As a physician, your career demands can leave little time for other ventures. However, real estate investment presents a lucrative opportunity for wealth accumulation and diversification of your income streams. Two popular real estate investment strategies among physicians are property flipping and long-term rentals. Each approach offers potential benefits and challenges. In this blog, we’ll explore these strategies to help you decide which one suits your financial goals and lifestyle best.
Flipping Properties: A Short-term Investment
Flipping involves buying a property, making necessary improvements, and selling it at a profit. This strategy can yield a quick return on investment, making it attractive for those looking for short-term gains. However, it requires a considerable amount of time, effort, and skills in rehabilitating properties.
The key to successful flipping is buying at a low price, typically distressed properties or foreclosure sales, and selling high after improvements. It’s crucial to be knowledgeable about local property values and renovation costs. Moreover, the market’s volatility can influence the selling price, posing a risk to your potential profit.
Rental Properties: A Long-term Investment
Investing in rental properties involves purchasing a property and renting it out to tenants. This strategy provides a steady stream of passive income and potential long-term appreciation. Unlike flipping, it requires less active involvement, particularly if you engage a property management company.
The success of rental properties hinges on various factors, including location, tenant demand, rental rates, and property maintenance. While rental income can cover mortgage payments and operational costs, vacancies, property damages, and market downturns can impact your returns.
Which Is Right for You?
The choice between flipping and rental properties hinges on your investment goals, risk tolerance, time commitment, and expertise. Flipping might be suitable if you’re seeking quick returns and have the time and skills to renovate properties. Conversely, rental properties might be a better fit if you prefer steady passive income and long-term capital growth with lesser active involvement.
Remember, both strategies involve risks and it’s important to conduct thorough research or consult with real estate investment professionals before diving in.
If you’re considering real estate investment as a physician, Curbside can assist you. Our experienced professionals understand the unique needs and challenges physicians face in real estate investment. Schedule a Curbside Consult today or complete our consult form if you prefer to be matched without a call.
For additional reading, check out this guide from the American Association of Private Lenders on getting started in real estate investment.

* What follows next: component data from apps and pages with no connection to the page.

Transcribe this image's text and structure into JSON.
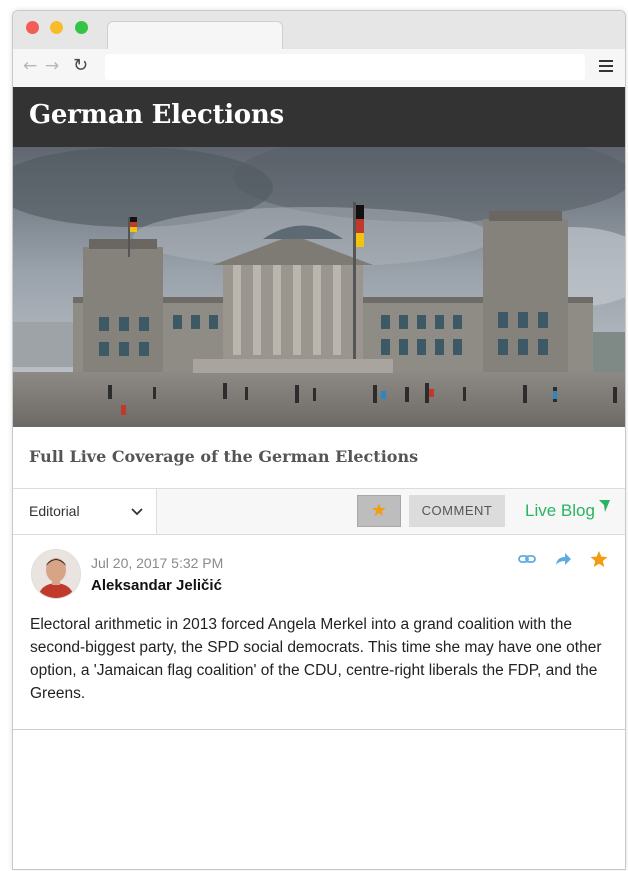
{
  "header": {
    "title": "German Elections"
  },
  "hero": {
    "alt": "Reichstag building in Berlin"
  },
  "subtitle": "Full Live Coverage of the German Elections",
  "controls": {
    "dropdown_value": "Editorial",
    "comment_label": "COMMENT",
    "brand_label": "Live Blog"
  },
  "post": {
    "date": "Jul 20, 2017 5:32 PM",
    "author": "Aleksandar Jeličić",
    "body": "Electoral arithmetic in 2013 forced Angela Merkel into a grand coalition with the second-biggest party, the SPD social democrats. This time she may have one other option, a 'Jamaican flag coalition' of the CDU, centre-right liberals the FDP, and the Greens."
  },
  "icons": {
    "back": "back-arrow-icon",
    "forward": "forward-arrow-icon",
    "reload": "reload-icon",
    "menu": "hamburger-menu-icon",
    "star": "star-icon",
    "chevron": "chevron-down-icon",
    "link": "link-icon",
    "share": "share-icon"
  },
  "colors": {
    "header_bg": "#333333",
    "accent_green": "#28b463",
    "accent_blue": "#5dade2",
    "star_orange": "#f39c12"
  }
}
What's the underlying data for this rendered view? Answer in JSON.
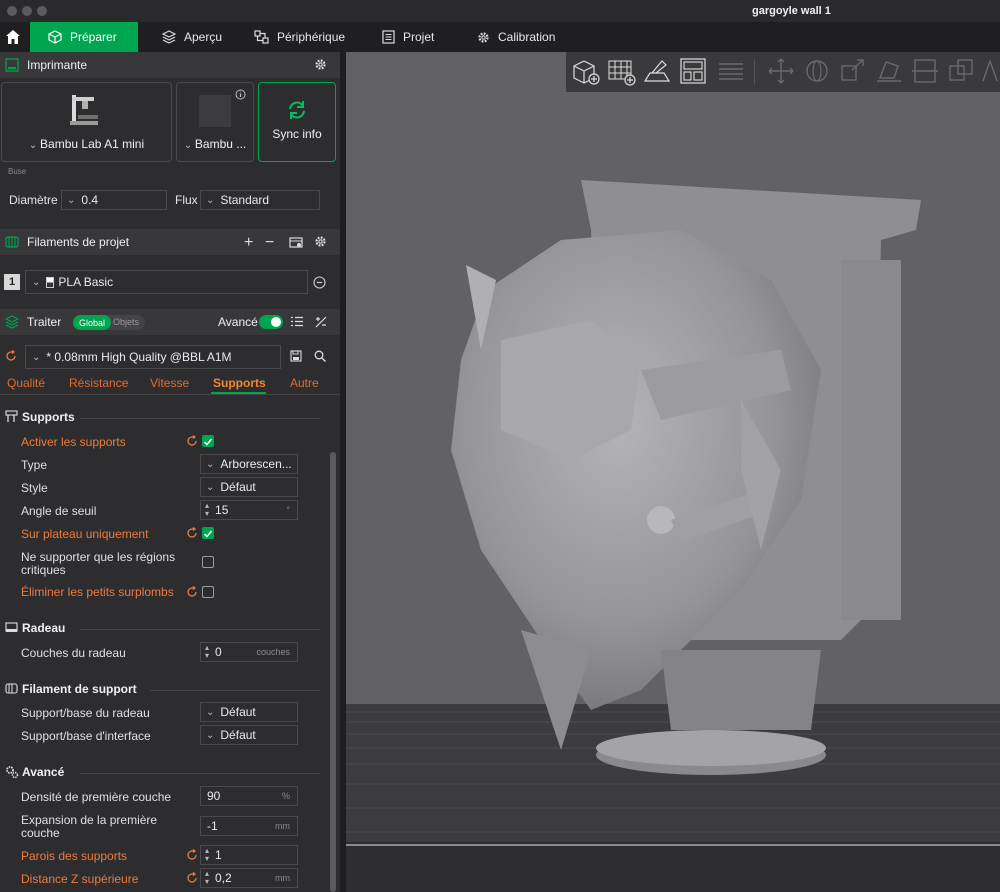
{
  "window": {
    "title": "gargoyle wall 1"
  },
  "tabs": [
    {
      "label": "Préparer",
      "icon": "cube-icon"
    },
    {
      "label": "Aperçu",
      "icon": "layers-icon"
    },
    {
      "label": "Périphérique",
      "icon": "device-icon"
    },
    {
      "label": "Projet",
      "icon": "document-icon"
    },
    {
      "label": "Calibration",
      "icon": "gear-icon"
    }
  ],
  "printer": {
    "section_title": "Imprimante",
    "printer_name": "Bambu Lab A1 mini",
    "plate_name": "Bambu ...",
    "sync_label": "Sync info",
    "nozzle_label": "Buse",
    "diameter_label": "Diamètre",
    "diameter_value": "0.4",
    "flow_label": "Flux",
    "flow_value": "Standard"
  },
  "filaments": {
    "section_title": "Filaments de projet",
    "items": [
      {
        "index": "1",
        "name": "PLA Basic"
      }
    ]
  },
  "process": {
    "section_title": "Traiter",
    "toggle_global": "Global",
    "toggle_objects": "Objets",
    "advanced_label": "Avancé",
    "advanced_on": true,
    "preset": "* 0.08mm High Quality @BBL A1M",
    "subtabs": [
      "Qualité",
      "Résistance",
      "Vitesse",
      "Supports",
      "Autre"
    ],
    "active_subtab": "Supports"
  },
  "settings": {
    "supports": {
      "title": "Supports",
      "enable_label": "Activer les supports",
      "enable_value": true,
      "type_label": "Type",
      "type_value": "Arborescen...",
      "style_label": "Style",
      "style_value": "Défaut",
      "threshold_label": "Angle de seuil",
      "threshold_value": "15",
      "threshold_unit": "°",
      "on_plate_label": "Sur plateau uniquement",
      "on_plate_value": true,
      "critical_label": "Ne supporter que les régions critiques",
      "critical_value": false,
      "remove_small_label": "Éliminer les petits surplombs",
      "remove_small_value": false
    },
    "raft": {
      "title": "Radeau",
      "layers_label": "Couches du radeau",
      "layers_value": "0",
      "layers_unit": "couches"
    },
    "support_filament": {
      "title": "Filament de support",
      "raft_base_label": "Support/base du radeau",
      "raft_base_value": "Défaut",
      "interface_label": "Support/base d'interface",
      "interface_value": "Défaut"
    },
    "advanced": {
      "title": "Avancé",
      "first_density_label": "Densité de première couche",
      "first_density_value": "90",
      "first_density_unit": "%",
      "first_expansion_label": "Expansion de la première couche",
      "first_expansion_value": "-1",
      "first_expansion_unit": "mm",
      "walls_label": "Parois des supports",
      "walls_value": "1",
      "top_z_label": "Distance Z supérieure",
      "top_z_value": "0,2",
      "top_z_unit": "mm"
    }
  },
  "colors": {
    "accent": "#00a54f",
    "modified": "#f07a3a",
    "panel": "#2d2d30",
    "viewport": "#626264"
  }
}
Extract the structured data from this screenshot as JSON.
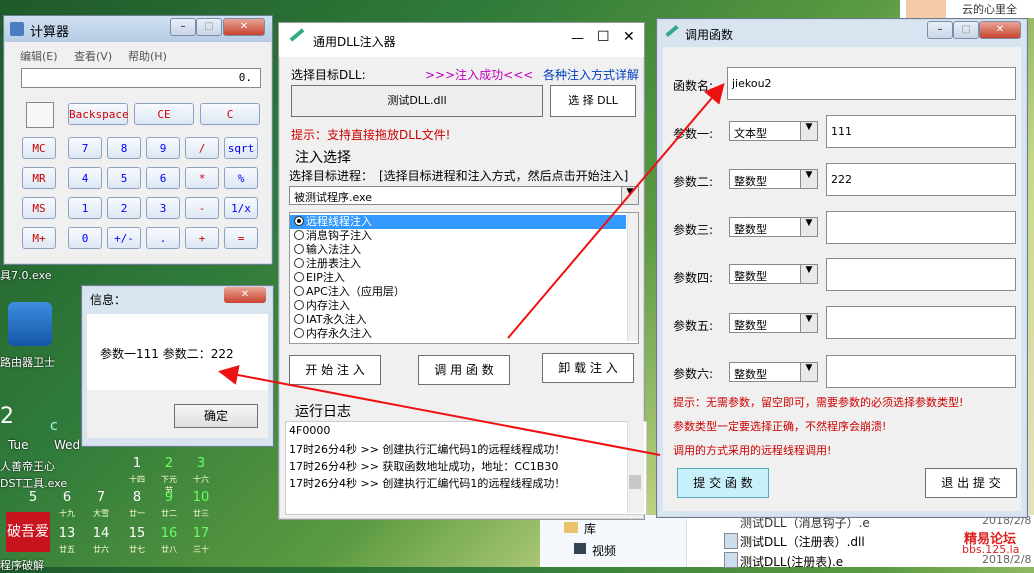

Disclaimer: This blog is for informational purposes only and does not constitute financial or real estate advice. Please consult with a professional for advice specific to your circumstances.